Nicky Ouellet: So, a bill to repeal, but also a bill to revise?

Kayla Desroches: Again, sponsors say it’s about correcting bad policy. Electric utility regulators and NorthWestern Energy have said that the requirement to include a certain number of small, locally-owned clean energy resources called Community Renewable Energy Projects is hard to meet.

Republican Senator Doug Kary of Billings is sponsoring a bill, SB 237, to cut that part of the renewable portfolio standard. Also, Republican Representative Derek Skees of Kalispell is sponsoring HB 475, which would qualify hydropower as renewable energy under the state’s Renewable Portfolio Standard.

“The bottom line is this. If something doesn’t produce carbon in its generation, guess what? It’s green,” Skees said.

This kind of proposal has come up in one form or another since 2011.

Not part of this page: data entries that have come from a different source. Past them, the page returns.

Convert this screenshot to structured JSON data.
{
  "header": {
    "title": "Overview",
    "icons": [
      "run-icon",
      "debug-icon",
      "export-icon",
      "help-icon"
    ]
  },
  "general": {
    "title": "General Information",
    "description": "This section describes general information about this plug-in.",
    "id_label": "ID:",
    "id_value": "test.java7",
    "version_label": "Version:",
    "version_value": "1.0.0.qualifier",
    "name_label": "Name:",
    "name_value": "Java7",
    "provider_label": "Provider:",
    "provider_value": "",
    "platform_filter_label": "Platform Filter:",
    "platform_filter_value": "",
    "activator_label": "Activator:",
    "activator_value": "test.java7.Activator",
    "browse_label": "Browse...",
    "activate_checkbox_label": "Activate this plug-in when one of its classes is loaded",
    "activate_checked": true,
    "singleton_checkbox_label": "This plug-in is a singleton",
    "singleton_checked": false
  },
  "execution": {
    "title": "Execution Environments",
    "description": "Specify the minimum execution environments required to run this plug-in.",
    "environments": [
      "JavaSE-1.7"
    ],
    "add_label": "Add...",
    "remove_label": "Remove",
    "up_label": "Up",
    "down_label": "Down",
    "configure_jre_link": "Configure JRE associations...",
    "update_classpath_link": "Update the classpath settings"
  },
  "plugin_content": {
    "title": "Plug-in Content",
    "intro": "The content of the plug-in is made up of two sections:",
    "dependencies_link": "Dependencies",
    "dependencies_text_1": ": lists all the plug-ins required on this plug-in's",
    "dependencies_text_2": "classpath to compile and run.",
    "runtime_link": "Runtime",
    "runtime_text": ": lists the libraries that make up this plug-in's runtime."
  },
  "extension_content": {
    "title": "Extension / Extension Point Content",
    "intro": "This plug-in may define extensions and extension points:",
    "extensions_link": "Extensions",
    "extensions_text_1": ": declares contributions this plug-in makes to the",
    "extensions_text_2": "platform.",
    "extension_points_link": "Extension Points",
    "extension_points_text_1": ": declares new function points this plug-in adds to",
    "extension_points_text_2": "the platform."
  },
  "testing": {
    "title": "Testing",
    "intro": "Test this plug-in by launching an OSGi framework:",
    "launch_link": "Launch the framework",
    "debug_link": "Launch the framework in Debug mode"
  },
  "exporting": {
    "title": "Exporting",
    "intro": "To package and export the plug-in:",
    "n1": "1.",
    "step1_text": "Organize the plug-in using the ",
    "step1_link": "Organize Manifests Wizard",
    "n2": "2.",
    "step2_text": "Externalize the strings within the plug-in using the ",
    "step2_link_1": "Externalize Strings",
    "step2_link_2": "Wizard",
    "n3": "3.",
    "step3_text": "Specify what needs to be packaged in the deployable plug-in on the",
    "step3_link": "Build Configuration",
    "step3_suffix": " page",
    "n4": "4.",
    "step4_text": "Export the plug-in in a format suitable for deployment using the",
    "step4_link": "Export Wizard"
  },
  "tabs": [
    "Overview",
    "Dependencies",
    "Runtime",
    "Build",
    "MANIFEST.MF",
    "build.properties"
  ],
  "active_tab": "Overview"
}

Former Democratic Gov. Steve Bullock vetoed a similar bill from Skees in 2019, saying that allowing new hydroelectric facilities to qualify for the renewable energy standard would upset a carefully-crafted balance meant to help develop multiple renewable energy projects across the state.

Legislators this session are also exploring new forms of renewable technology

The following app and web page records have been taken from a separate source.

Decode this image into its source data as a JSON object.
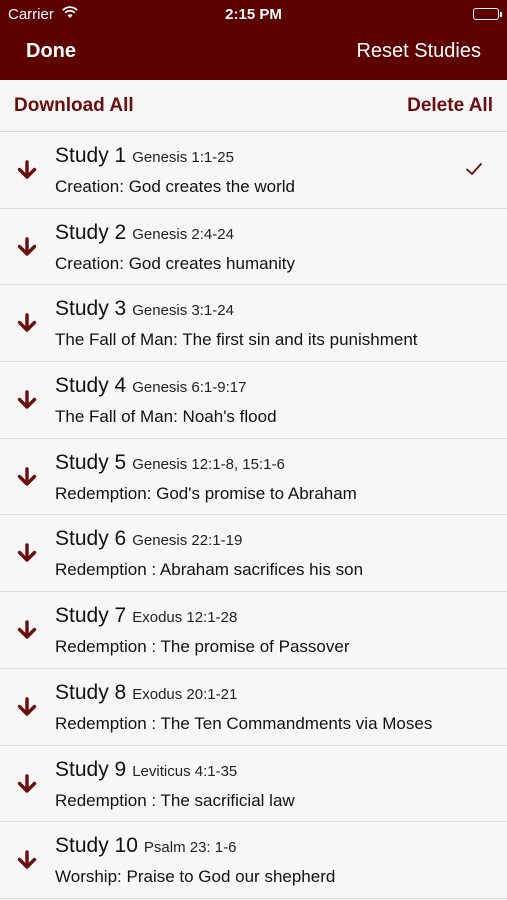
{
  "status_bar": {
    "carrier": "Carrier",
    "time": "2:15 PM"
  },
  "nav": {
    "done_label": "Done",
    "reset_label": "Reset Studies"
  },
  "toolbar": {
    "download_all_label": "Download All",
    "delete_all_label": "Delete All"
  },
  "colors": {
    "header_bg": "#5c0000",
    "accent": "#6b0d0d"
  },
  "icons": {
    "download": "down-arrow-icon",
    "checked": "checkmark-icon"
  },
  "studies": [
    {
      "title": "Study 1",
      "reference": "Genesis 1:1-25",
      "description": "Creation: God creates the world",
      "checked": true
    },
    {
      "title": "Study 2",
      "reference": "Genesis 2:4-24",
      "description": "Creation: God creates humanity",
      "checked": false
    },
    {
      "title": "Study 3",
      "reference": "Genesis 3:1-24",
      "description": "The Fall of Man: The first sin and its punishment",
      "checked": false
    },
    {
      "title": "Study 4",
      "reference": "Genesis 6:1-9:17",
      "description": "The Fall of Man: Noah's flood",
      "checked": false
    },
    {
      "title": "Study 5",
      "reference": "Genesis 12:1-8, 15:1-6",
      "description": "Redemption: God's promise to Abraham",
      "checked": false
    },
    {
      "title": "Study 6",
      "reference": "Genesis 22:1-19",
      "description": "Redemption : Abraham sacrifices his son",
      "checked": false
    },
    {
      "title": "Study 7",
      "reference": "Exodus 12:1-28",
      "description": "Redemption : The promise of Passover",
      "checked": false
    },
    {
      "title": "Study 8",
      "reference": "Exodus 20:1-21",
      "description": "Redemption : The Ten Commandments via Moses",
      "checked": false
    },
    {
      "title": "Study 9",
      "reference": "Leviticus 4:1-35",
      "description": "Redemption : The sacrificial law",
      "checked": false
    },
    {
      "title": "Study 10",
      "reference": "Psalm 23: 1-6",
      "description": "Worship: Praise to God our shepherd",
      "checked": false
    }
  ]
}
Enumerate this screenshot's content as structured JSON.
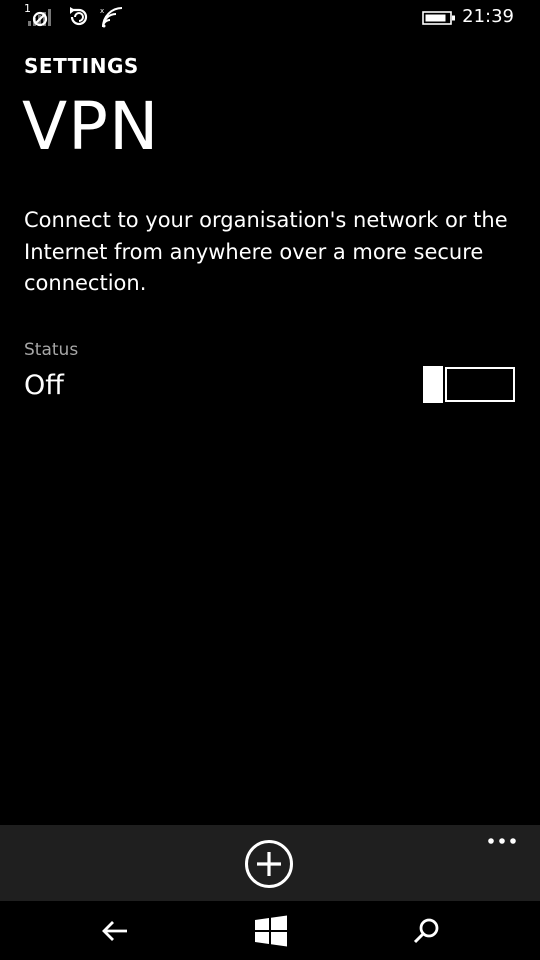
{
  "status_bar": {
    "sim_number": "1",
    "time": "21:39",
    "icons": [
      "sim-no-signal-icon",
      "data-sync-icon",
      "wifi-icon",
      "battery-icon"
    ]
  },
  "header": {
    "pivot_title": "SETTINGS",
    "page_title": "VPN"
  },
  "main": {
    "description": "Connect to your organisation's network or the Internet from anywhere over a more secure connection.",
    "status_label": "Status",
    "status_value": "Off",
    "toggle_on": false
  },
  "app_bar": {
    "buttons": [
      "add-icon",
      "more-icon"
    ]
  },
  "nav_bar": {
    "buttons": [
      "back-arrow-icon",
      "windows-start-icon",
      "search-icon"
    ]
  },
  "colors": {
    "background": "#000000",
    "foreground": "#ffffff",
    "subtle_text": "#a6a6a6",
    "app_bar": "#1f1f1f"
  }
}
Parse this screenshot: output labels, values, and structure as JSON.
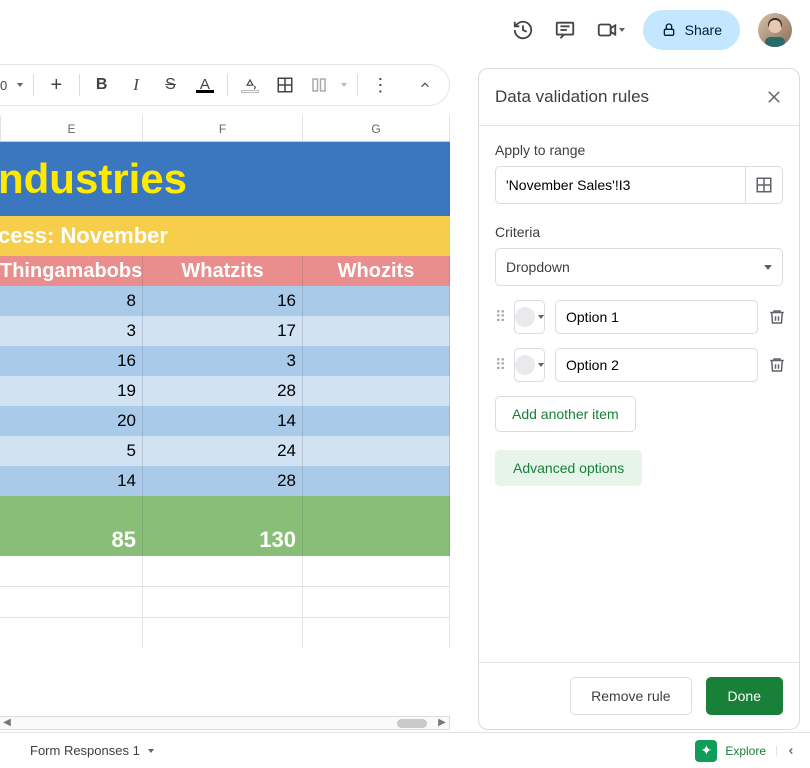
{
  "topbar": {
    "share_label": "Share"
  },
  "panel": {
    "title": "Data validation rules",
    "apply_label": "Apply to range",
    "range_value": "'November Sales'!I3",
    "criteria_label": "Criteria",
    "criteria_value": "Dropdown",
    "options": [
      "Option 1",
      "Option 2"
    ],
    "add_item": "Add another item",
    "advanced": "Advanced options",
    "remove": "Remove rule",
    "done": "Done"
  },
  "columns": {
    "e": "E",
    "f": "F",
    "g": "G"
  },
  "sheet": {
    "title_fragment": "ndustries",
    "subtitle_fragment": "cess: November",
    "h1": "Thingamabobs",
    "h2": "Whatzits",
    "h3": "Whozits",
    "rows": [
      {
        "a": "8",
        "b": "16"
      },
      {
        "a": "3",
        "b": "17"
      },
      {
        "a": "16",
        "b": "3"
      },
      {
        "a": "19",
        "b": "28"
      },
      {
        "a": "20",
        "b": "14"
      },
      {
        "a": "5",
        "b": "24"
      },
      {
        "a": "14",
        "b": "28"
      }
    ],
    "total_a": "85",
    "total_b": "130"
  },
  "bottom": {
    "tab": "Form Responses 1",
    "explore": "Explore"
  },
  "zoom_hint": "0"
}
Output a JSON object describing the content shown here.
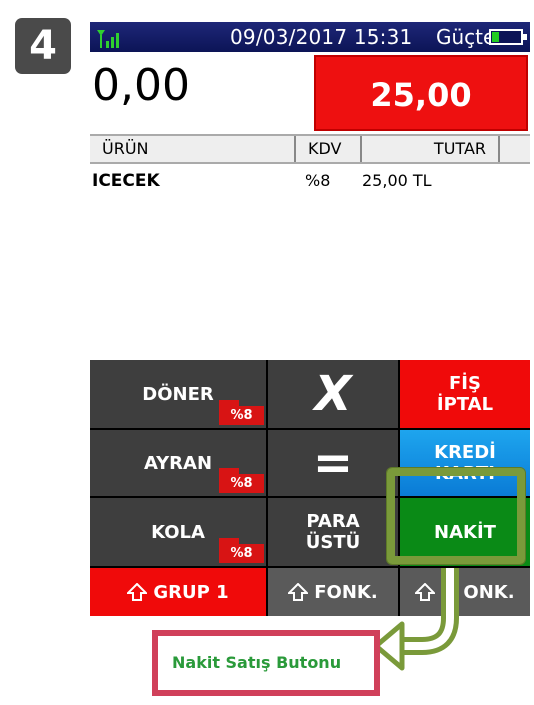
{
  "step": {
    "number": "4"
  },
  "statusbar": {
    "signal_icon": "signal-icon",
    "datetime": "09/03/2017 15:31",
    "power_label": "Güçte",
    "battery_icon": "battery-icon",
    "battery_level": 0.25
  },
  "amount": {
    "input_value": "0,00",
    "total_value": "25,00"
  },
  "table": {
    "headers": {
      "urun": "ÜRÜN",
      "kdv": "KDV",
      "tutar": "TUTAR"
    },
    "rows": [
      {
        "urun": "ICECEK",
        "kdv": "%8",
        "tutar": "25,00 TL"
      }
    ]
  },
  "keys": {
    "doner": {
      "label": "DÖNER",
      "vat": "%8"
    },
    "cancel_x": {
      "label": "X"
    },
    "fis_iptal": {
      "line1": "FİŞ",
      "line2": "İPTAL"
    },
    "ayran": {
      "label": "AYRAN",
      "vat": "%8"
    },
    "equals": {
      "label": "="
    },
    "kredi_karti": {
      "line1": "KREDİ",
      "line2": "KARTI"
    },
    "kola": {
      "label": "KOLA",
      "vat": "%8"
    },
    "para_ustu": {
      "line1": "PARA",
      "line2": "ÜSTÜ"
    },
    "nakit": {
      "label": "NAKİT"
    },
    "grup1": {
      "label": "GRUP 1"
    },
    "fonk1": {
      "label": "FONK."
    },
    "fonk2": {
      "label": "ONK."
    }
  },
  "annotation": {
    "callout_text": "Nakit Satış Butonu"
  },
  "colors": {
    "accent_red": "#f00a0a",
    "accent_green": "#0a8a16",
    "accent_blue": "#0a7bd6",
    "highlight": "#7a9a3a",
    "callout_border": "#d0405a",
    "callout_text": "#2a9a3a"
  }
}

Representative Skees in his hydropower bill added a last minute amendment for nuclear energy built green before the bill passed out of committee. Legislators see new, cleaner nuclear technology like small modular nuclear reactors as a way forward for Montana, and specifically as a way to extend the life of the Colstirp coal-fired power plant

A joint resolution sponsored by Republican Senator Terry Gauthier of Helena, SJ 3, calls for a study of those reactors, which passed the senate unanimously and is currently in the House. The study received support also from environmental groups like the Montana Environmental Information Center

Nicky Ouellet: Right before leaving office, former Gov. Steve Bullock dropped the Montana Climate Solutions Plan, which called for Montana’s electric utilities and energy resources to reach net zero greenhouse gas emissions by 2035. Have we seen any bills pick up the proposals from that plan?

Kayla Desroches: The document touches on the development of technology that turns hydrogen from renewable resources into electricity.

A bill this session from Republican Representative Tom Welch of Dillon, HB 170, would define renewable hydrogen in law and create a tax category and financial incentives for its development.

Another of the plan's recommendations was to reduce the amount of transportation-caused air pollution, and Democratic Representative Andrea Olsen of Missoula sponsored HB 545 this session, which would have established a public transportation commission to study and make recommendations for how to expand and improve passenger transportation in the state.

That transportation bill was tabled, as were several other bills she introduced, including a comprehensive revision of the renewable portfolio standard that would have required electric utilities to increase their procurement of renewable sources to 80 percent by 2035.

“There are bills that in energy, for example, take us backwards and don't address the problems that we're being asked by science,” said Olsen.

Another recommendation in the climate solutions plan is to explore pollution disincentives, like carbon fees, and that type of mechanism has not earned a lot of support this session.

Republican Senator Jason Small of Busby sponsored Senate Bill 257 to bar cities and other local governments from imposing carbon penalties, fees or taxes unless the Montana Public Service Commission approves.

If passed, Small says the bill would not affect the goal of cities like Missoula, Bozeman and Helena, which have committed to reaching 100 percent clean electricity by 2030 because that green tariff agreement is between those governments and NorthWestern Energy with approval from the Montana PSC.

Small is also pushing Senate Joint Resolution 10 asking Congress to appropriate money for carbon capture technology development at Colstrip.

Gov. Greg Gianforte in his Montana Comeback Plan said he supports developing fossil fuels while protecting the environment.

Kayla writes about energy policy, the oil and gas industry and new electricity developments.